(Given data)
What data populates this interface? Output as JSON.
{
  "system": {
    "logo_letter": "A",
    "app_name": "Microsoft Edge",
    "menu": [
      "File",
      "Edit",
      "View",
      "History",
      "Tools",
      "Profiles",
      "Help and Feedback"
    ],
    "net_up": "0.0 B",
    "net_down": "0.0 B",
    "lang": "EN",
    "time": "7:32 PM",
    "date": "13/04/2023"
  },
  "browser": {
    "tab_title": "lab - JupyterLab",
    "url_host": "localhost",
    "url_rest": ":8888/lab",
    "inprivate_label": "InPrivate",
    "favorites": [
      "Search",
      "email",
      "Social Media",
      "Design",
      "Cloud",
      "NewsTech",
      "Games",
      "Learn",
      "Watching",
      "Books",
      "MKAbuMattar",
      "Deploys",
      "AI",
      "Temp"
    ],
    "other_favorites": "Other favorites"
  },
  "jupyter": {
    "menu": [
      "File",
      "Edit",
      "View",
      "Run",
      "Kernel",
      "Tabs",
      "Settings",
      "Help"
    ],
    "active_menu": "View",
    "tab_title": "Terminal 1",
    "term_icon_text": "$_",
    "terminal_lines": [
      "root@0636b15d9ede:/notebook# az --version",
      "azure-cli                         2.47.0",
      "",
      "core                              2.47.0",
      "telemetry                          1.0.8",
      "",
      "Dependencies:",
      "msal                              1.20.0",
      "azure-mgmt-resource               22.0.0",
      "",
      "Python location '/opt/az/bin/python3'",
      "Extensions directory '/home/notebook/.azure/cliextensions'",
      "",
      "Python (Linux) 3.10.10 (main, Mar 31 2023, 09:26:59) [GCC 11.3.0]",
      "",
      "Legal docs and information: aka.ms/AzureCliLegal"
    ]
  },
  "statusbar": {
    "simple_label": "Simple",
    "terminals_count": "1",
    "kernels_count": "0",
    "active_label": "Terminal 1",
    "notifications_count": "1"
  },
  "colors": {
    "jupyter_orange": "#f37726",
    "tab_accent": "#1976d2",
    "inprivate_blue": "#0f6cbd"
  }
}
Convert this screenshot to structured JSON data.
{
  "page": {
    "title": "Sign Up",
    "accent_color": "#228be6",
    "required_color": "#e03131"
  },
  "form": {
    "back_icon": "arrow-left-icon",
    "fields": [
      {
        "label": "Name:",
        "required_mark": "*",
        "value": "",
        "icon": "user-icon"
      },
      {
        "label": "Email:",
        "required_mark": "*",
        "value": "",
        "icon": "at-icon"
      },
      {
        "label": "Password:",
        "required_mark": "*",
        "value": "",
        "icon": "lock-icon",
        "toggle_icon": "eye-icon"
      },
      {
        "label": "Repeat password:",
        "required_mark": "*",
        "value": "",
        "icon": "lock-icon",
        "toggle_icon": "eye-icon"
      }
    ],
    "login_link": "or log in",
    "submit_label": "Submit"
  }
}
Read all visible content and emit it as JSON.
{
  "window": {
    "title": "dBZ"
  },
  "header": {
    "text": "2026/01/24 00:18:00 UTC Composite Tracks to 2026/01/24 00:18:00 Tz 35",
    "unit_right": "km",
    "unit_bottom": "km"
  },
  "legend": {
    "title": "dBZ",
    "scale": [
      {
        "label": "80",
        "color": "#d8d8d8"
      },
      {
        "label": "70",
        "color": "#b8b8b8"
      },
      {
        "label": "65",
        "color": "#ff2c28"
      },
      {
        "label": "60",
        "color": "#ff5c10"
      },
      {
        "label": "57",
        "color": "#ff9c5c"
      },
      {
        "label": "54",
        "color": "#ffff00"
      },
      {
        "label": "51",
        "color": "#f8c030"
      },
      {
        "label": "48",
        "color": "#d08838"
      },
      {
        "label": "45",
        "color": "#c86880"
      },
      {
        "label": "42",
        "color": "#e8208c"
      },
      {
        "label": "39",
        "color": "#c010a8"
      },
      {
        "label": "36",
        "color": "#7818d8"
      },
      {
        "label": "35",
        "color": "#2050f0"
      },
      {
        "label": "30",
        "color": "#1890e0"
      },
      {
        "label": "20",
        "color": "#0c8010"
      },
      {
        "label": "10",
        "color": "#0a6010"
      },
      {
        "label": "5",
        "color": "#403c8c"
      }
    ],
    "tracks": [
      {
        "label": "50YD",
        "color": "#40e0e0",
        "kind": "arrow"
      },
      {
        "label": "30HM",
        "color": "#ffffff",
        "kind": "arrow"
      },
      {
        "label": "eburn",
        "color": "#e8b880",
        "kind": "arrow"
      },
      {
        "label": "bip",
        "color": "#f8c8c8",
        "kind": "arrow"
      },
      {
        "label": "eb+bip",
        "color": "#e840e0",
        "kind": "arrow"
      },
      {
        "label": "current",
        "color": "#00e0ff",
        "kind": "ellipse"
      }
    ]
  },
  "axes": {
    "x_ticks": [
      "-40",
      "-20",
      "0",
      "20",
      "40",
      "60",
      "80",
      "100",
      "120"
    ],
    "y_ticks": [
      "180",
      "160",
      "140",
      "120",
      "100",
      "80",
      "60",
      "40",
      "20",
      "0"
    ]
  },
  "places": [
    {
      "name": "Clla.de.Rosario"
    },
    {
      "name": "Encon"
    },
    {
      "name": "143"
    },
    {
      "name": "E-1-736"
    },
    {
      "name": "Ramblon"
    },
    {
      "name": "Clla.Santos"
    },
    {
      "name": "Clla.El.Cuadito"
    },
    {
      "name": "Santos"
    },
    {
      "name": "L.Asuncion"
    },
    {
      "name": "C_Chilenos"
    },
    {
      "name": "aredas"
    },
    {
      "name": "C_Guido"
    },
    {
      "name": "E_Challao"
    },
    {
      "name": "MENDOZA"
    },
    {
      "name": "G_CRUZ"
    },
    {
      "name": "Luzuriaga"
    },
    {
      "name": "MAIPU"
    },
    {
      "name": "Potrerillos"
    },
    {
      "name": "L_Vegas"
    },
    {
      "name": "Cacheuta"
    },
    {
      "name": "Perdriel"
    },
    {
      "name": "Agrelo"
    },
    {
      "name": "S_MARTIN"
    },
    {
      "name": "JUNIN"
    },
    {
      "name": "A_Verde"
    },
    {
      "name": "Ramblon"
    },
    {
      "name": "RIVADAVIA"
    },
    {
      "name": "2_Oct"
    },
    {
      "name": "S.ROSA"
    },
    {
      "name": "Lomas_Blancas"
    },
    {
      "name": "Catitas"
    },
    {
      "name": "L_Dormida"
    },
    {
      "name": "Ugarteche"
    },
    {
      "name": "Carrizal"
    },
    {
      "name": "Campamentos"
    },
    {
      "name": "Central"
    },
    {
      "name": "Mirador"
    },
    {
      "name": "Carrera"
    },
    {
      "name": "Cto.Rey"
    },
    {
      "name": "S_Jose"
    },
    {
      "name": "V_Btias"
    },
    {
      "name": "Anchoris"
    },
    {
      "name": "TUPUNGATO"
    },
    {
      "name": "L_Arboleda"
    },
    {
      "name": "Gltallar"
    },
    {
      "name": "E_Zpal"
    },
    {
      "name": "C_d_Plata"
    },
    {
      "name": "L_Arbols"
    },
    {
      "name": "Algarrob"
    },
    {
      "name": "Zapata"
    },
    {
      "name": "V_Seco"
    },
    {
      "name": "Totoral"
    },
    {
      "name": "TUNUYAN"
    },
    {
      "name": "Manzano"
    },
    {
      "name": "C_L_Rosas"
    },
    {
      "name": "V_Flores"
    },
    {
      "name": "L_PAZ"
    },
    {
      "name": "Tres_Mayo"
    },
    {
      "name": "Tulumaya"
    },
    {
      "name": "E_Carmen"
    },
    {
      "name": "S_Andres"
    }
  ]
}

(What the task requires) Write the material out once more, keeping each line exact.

(Written response)
What data populates this interface? Output as JSON.
{
  "system": {
    "logo_letter": "A",
    "app_name": "Microsoft Edge",
    "menu": [
      "File",
      "Edit",
      "View",
      "History",
      "Tools",
      "Profiles",
      "Help and Feedback"
    ],
    "net_up": "0.0 B",
    "net_down": "0.0 B",
    "lang": "EN",
    "time": "7:32 PM",
    "date": "13/04/2023"
  },
  "browser": {
    "tab_title": "lab - JupyterLab",
    "url_host": "localhost",
    "url_rest": ":8888/lab",
    "inprivate_label": "InPrivate",
    "favorites": [
      "Search",
      "email",
      "Social Media",
      "Design",
      "Cloud",
      "NewsTech",
      "Games",
      "Learn",
      "Watching",
      "Books",
      "MKAbuMattar",
      "Deploys",
      "AI",
      "Temp"
    ],
    "other_favorites": "Other favorites"
  },
  "jupyter": {
    "menu": [
      "File",
      "Edit",
      "View",
      "Run",
      "Kernel",
      "Tabs",
      "Settings",
      "Help"
    ],
    "active_menu": "View",
    "tab_title": "Terminal 1",
    "term_icon_text": "$_",
    "terminal_lines": [
      "root@0636b15d9ede:/notebook# az --version",
      "azure-cli                         2.47.0",
      "",
      "core                              2.47.0",
      "telemetry                          1.0.8",
      "",
      "Dependencies:",
      "msal                              1.20.0",
      "azure-mgmt-resource               22.0.0",
      "",
      "Python location '/opt/az/bin/python3'",
      "Extensions directory '/home/notebook/.azure/cliextensions'",
      "",
      "Python (Linux) 3.10.10 (main, Mar 31 2023, 09:26:59) [GCC 11.3.0]",
      "",
      "Legal docs and information: aka.ms/AzureCliLegal"
    ]
  },
  "statusbar": {
    "simple_label": "Simple",
    "terminals_count": "1",
    "kernels_count": "0",
    "active_label": "Terminal 1",
    "notifications_count": "1"
  },
  "colors": {
    "jupyter_orange": "#f37726",
    "tab_accent": "#1976d2",
    "inprivate_blue": "#0f6cbd"
  }
}
Convert this screenshot to structured JSON data.
{
  "page": {
    "title": "Sign Up",
    "accent_color": "#228be6",
    "required_color": "#e03131"
  },
  "form": {
    "back_icon": "arrow-left-icon",
    "fields": [
      {
        "label": "Name:",
        "required_mark": "*",
        "value": "",
        "icon": "user-icon"
      },
      {
        "label": "Email:",
        "required_mark": "*",
        "value": "",
        "icon": "at-icon"
      },
      {
        "label": "Password:",
        "required_mark": "*",
        "value": "",
        "icon": "lock-icon",
        "toggle_icon": "eye-icon"
      },
      {
        "label": "Repeat password:",
        "required_mark": "*",
        "value": "",
        "icon": "lock-icon",
        "toggle_icon": "eye-icon"
      }
    ],
    "login_link": "or log in",
    "submit_label": "Submit"
  }
}
Read all visible content and emit it as JSON.
{
  "window": {
    "title": "dBZ"
  },
  "header": {
    "text": "2026/01/24 00:18:00 UTC Composite Tracks to 2026/01/24 00:18:00 Tz 35",
    "unit_right": "km",
    "unit_bottom": "km"
  },
  "legend": {
    "title": "dBZ",
    "scale": [
      {
        "label": "80",
        "color": "#d8d8d8"
      },
      {
        "label": "70",
        "color": "#b8b8b8"
      },
      {
        "label": "65",
        "color": "#ff2c28"
      },
      {
        "label": "60",
        "color": "#ff5c10"
      },
      {
        "label": "57",
        "color": "#ff9c5c"
      },
      {
        "label": "54",
        "color": "#ffff00"
      },
      {
        "label": "51",
        "color": "#f8c030"
      },
      {
        "label": "48",
        "color": "#d08838"
      },
      {
        "label": "45",
        "color": "#c86880"
      },
      {
        "label": "42",
        "color": "#e8208c"
      },
      {
        "label": "39",
        "color": "#c010a8"
      },
      {
        "label": "36",
        "color": "#7818d8"
      },
      {
        "label": "35",
        "color": "#2050f0"
      },
      {
        "label": "30",
        "color": "#1890e0"
      },
      {
        "label": "20",
        "color": "#0c8010"
      },
      {
        "label": "10",
        "color": "#0a6010"
      },
      {
        "label": "5",
        "color": "#403c8c"
      }
    ],
    "tracks": [
      {
        "label": "50YD",
        "color": "#40e0e0",
        "kind": "arrow"
      },
      {
        "label": "30HM",
        "color": "#ffffff",
        "kind": "arrow"
      },
      {
        "label": "eburn",
        "color": "#e8b880",
        "kind": "arrow"
      },
      {
        "label": "bip",
        "color": "#f8c8c8",
        "kind": "arrow"
      },
      {
        "label": "eb+bip",
        "color": "#e840e0",
        "kind": "arrow"
      },
      {
        "label": "current",
        "color": "#00e0ff",
        "kind": "ellipse"
      }
    ]
  },
  "axes": {
    "x_ticks": [
      "-40",
      "-20",
      "0",
      "20",
      "40",
      "60",
      "80",
      "100",
      "120"
    ],
    "y_ticks": [
      "180",
      "160",
      "140",
      "120",
      "100",
      "80",
      "60",
      "40",
      "20",
      "0"
    ]
  },
  "places": [
    {
      "name": "Clla.de.Rosario"
    },
    {
      "name": "Encon"
    },
    {
      "name": "143"
    },
    {
      "name": "E-1-736"
    },
    {
      "name": "Ramblon"
    },
    {
      "name": "Clla.Santos"
    },
    {
      "name": "Clla.El.Cuadito"
    },
    {
      "name": "Santos"
    },
    {
      "name": "L.Asuncion"
    },
    {
      "name": "C_Chilenos"
    },
    {
      "name": "aredas"
    },
    {
      "name": "C_Guido"
    },
    {
      "name": "E_Challao"
    },
    {
      "name": "MENDOZA"
    },
    {
      "name": "G_CRUZ"
    },
    {
      "name": "Luzuriaga"
    },
    {
      "name": "MAIPU"
    },
    {
      "name": "Potrerillos"
    },
    {
      "name": "L_Vegas"
    },
    {
      "name": "Cacheuta"
    },
    {
      "name": "Perdriel"
    },
    {
      "name": "Agrelo"
    },
    {
      "name": "S_MARTIN"
    },
    {
      "name": "JUNIN"
    },
    {
      "name": "A_Verde"
    },
    {
      "name": "Ramblon"
    },
    {
      "name": "RIVADAVIA"
    },
    {
      "name": "2_Oct"
    },
    {
      "name": "S.ROSA"
    },
    {
      "name": "Lomas_Blancas"
    },
    {
      "name": "Catitas"
    },
    {
      "name": "L_Dormida"
    },
    {
      "name": "Ugarteche"
    },
    {
      "name": "Carrizal"
    },
    {
      "name": "Campamentos"
    },
    {
      "name": "Central"
    },
    {
      "name": "Mirador"
    },
    {
      "name": "Carrera"
    },
    {
      "name": "Cto.Rey"
    },
    {
      "name": "S_Jose"
    },
    {
      "name": "V_Btias"
    },
    {
      "name": "Anchoris"
    },
    {
      "name": "TUPUNGATO"
    },
    {
      "name": "L_Arboleda"
    },
    {
      "name": "Gltallar"
    },
    {
      "name": "E_Zpal"
    },
    {
      "name": "C_d_Plata"
    },
    {
      "name": "L_Arbols"
    },
    {
      "name": "Algarrob"
    },
    {
      "name": "Zapata"
    },
    {
      "name": "V_Seco"
    },
    {
      "name": "Totoral"
    },
    {
      "name": "TUNUYAN"
    },
    {
      "name": "Manzano"
    },
    {
      "name": "C_L_Rosas"
    },
    {
      "name": "V_Flores"
    },
    {
      "name": "L_PAZ"
    },
    {
      "name": "Tres_Mayo"
    },
    {
      "name": "Tulumaya"
    },
    {
      "name": "E_Carmen"
    },
    {
      "name": "S_Andres"
    }
  ]
}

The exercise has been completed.